2) Honesty IS a virtue. All projects have highs and lows and no-one and no company is perfect. We are all human. People find themselves in trouble not necessarily by making a mistake, but by trying to hide something from a customer. Just be transparent with challenges and your customer will appreciate the character you exhibit and grow to trust you and your company in a more meaningful and ultimately very valuable way.

3) Listen to others. When a customer tells you something, listen and hear what they are saying. And not just what they are saying in words, but also what they are trying to communicate. And when you ask questions, don’t ask questions to benefit yourself, but to truly uncover what your customer wants and needs. Addressing a client’s issues and solving their problems is why they will end up calling you again and again.

4) Talk live…don’t rely on virtual communications. (OK, this one is more of a recent adage.) In today’s synaptically connected technology environment, it is very easy to use email and other software tools to exclusively communicate with customers. I’ve even met brilliant software developers throughout my career who would be very happy if they never spoke to a human ever again…perhaps a bit of an exaggeration, but you get my point. Talk to your customers live and do it often…at least weekly. It’s the only way to truly forge a meaningful human relationship. And those are the ones that turn into strong, long-term client relationships.

5) And finally, have fun! This doesn’t mean yucking it up on scrum calls or posting daily jokes on JIRA. But enjoy the work you are doing…appreciate the people you are working with…and be positive.
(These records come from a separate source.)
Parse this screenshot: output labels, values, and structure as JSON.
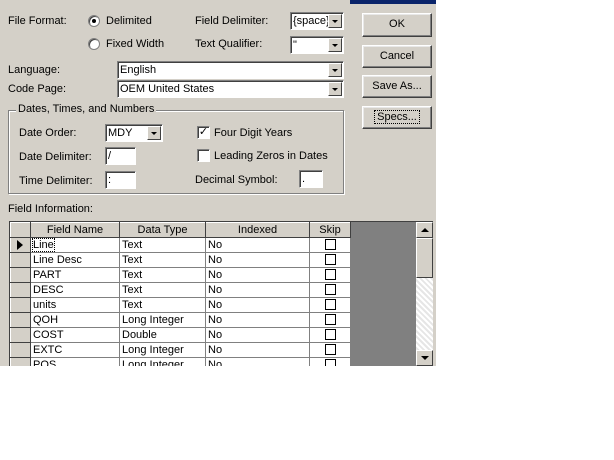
{
  "file_format": {
    "label": "File Format:",
    "options": [
      {
        "label": "Delimited",
        "selected": true
      },
      {
        "label": "Fixed Width",
        "selected": false
      }
    ]
  },
  "field_delimiter": {
    "label": "Field Delimiter:",
    "value": "{space}"
  },
  "text_qualifier": {
    "label": "Text Qualifier:",
    "value": "\""
  },
  "language": {
    "label": "Language:",
    "value": "English"
  },
  "code_page": {
    "label": "Code Page:",
    "value": "OEM United States"
  },
  "buttons": {
    "ok": "OK",
    "cancel": "Cancel",
    "save_as": "Save As...",
    "specs": "Specs..."
  },
  "dates_group": {
    "title": "Dates, Times, and Numbers",
    "date_order": {
      "label": "Date Order:",
      "value": "MDY"
    },
    "date_delimiter": {
      "label": "Date Delimiter:",
      "value": "/"
    },
    "time_delimiter": {
      "label": "Time Delimiter:",
      "value": ":"
    },
    "four_digit_years": {
      "label": "Four Digit Years",
      "checked": true
    },
    "leading_zeros": {
      "label": "Leading Zeros in Dates",
      "checked": false
    },
    "decimal_symbol": {
      "label": "Decimal Symbol:",
      "value": "."
    }
  },
  "field_info": {
    "label": "Field Information:",
    "columns": [
      "Field Name",
      "Data Type",
      "Indexed",
      "Skip"
    ],
    "rows": [
      {
        "name": "Line",
        "type": "Text",
        "indexed": "No",
        "skip": false
      },
      {
        "name": "Line Desc",
        "type": "Text",
        "indexed": "No",
        "skip": false
      },
      {
        "name": "PART",
        "type": "Text",
        "indexed": "No",
        "skip": false
      },
      {
        "name": "DESC",
        "type": "Text",
        "indexed": "No",
        "skip": false
      },
      {
        "name": "units",
        "type": "Text",
        "indexed": "No",
        "skip": false
      },
      {
        "name": "QOH",
        "type": "Long Integer",
        "indexed": "No",
        "skip": false
      },
      {
        "name": "COST",
        "type": "Double",
        "indexed": "No",
        "skip": false
      },
      {
        "name": "EXTC",
        "type": "Long Integer",
        "indexed": "No",
        "skip": false
      },
      {
        "name": "POS",
        "type": "Long Integer",
        "indexed": "No",
        "skip": false
      }
    ]
  },
  "icons": [
    "current-row-arrow-icon",
    "dropdown-arrow-icon",
    "scroll-up-icon",
    "scroll-down-icon"
  ]
}
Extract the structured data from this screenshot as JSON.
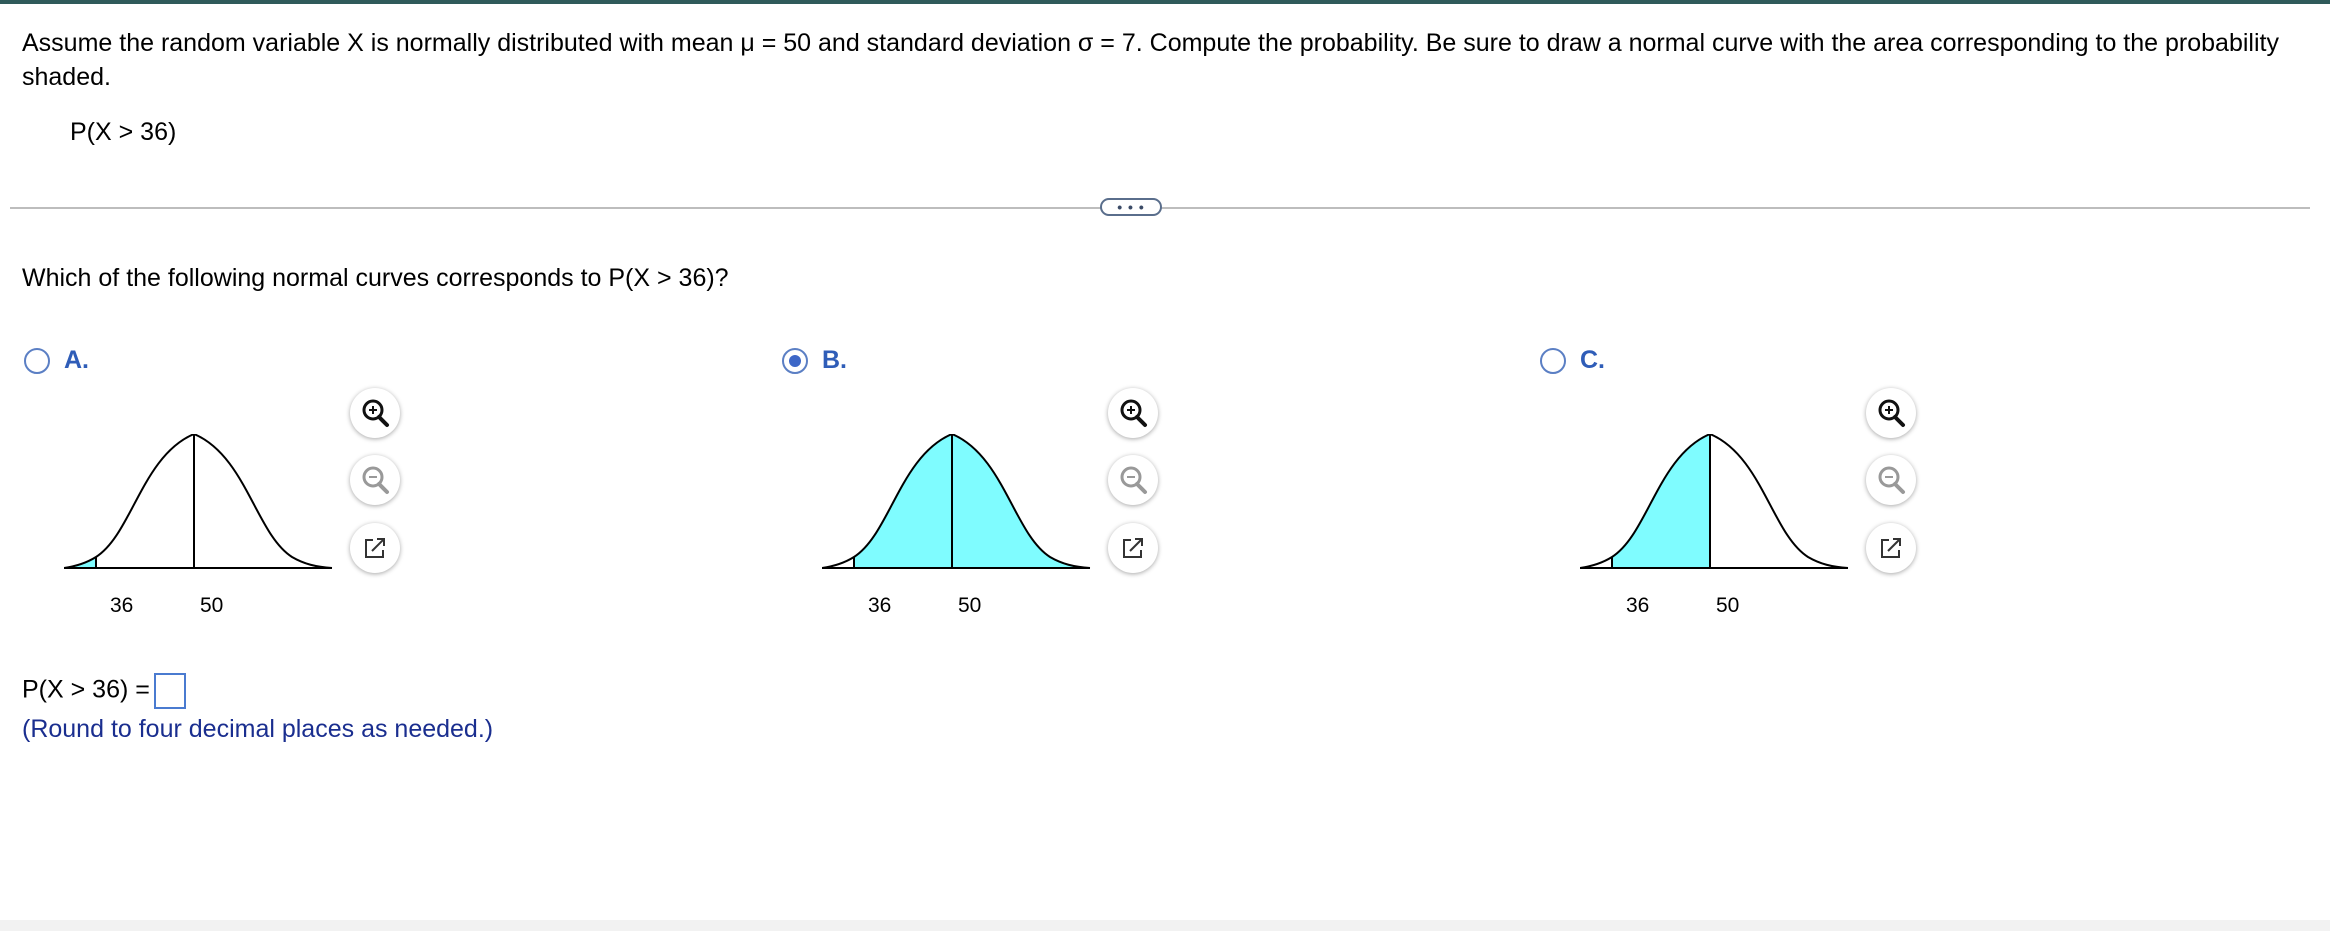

When I started NarraSoft seven years ago, I had ZERO clients and I was employee #1. Today we have customers across four continents and 15 countries and we have over 60 full-time employees in our Manila software and mobile development office. We also have a 3D digital art and animation studio. And I truly attribute our success to date on two things 1) our amazing employees and 2) the way we treat our customers.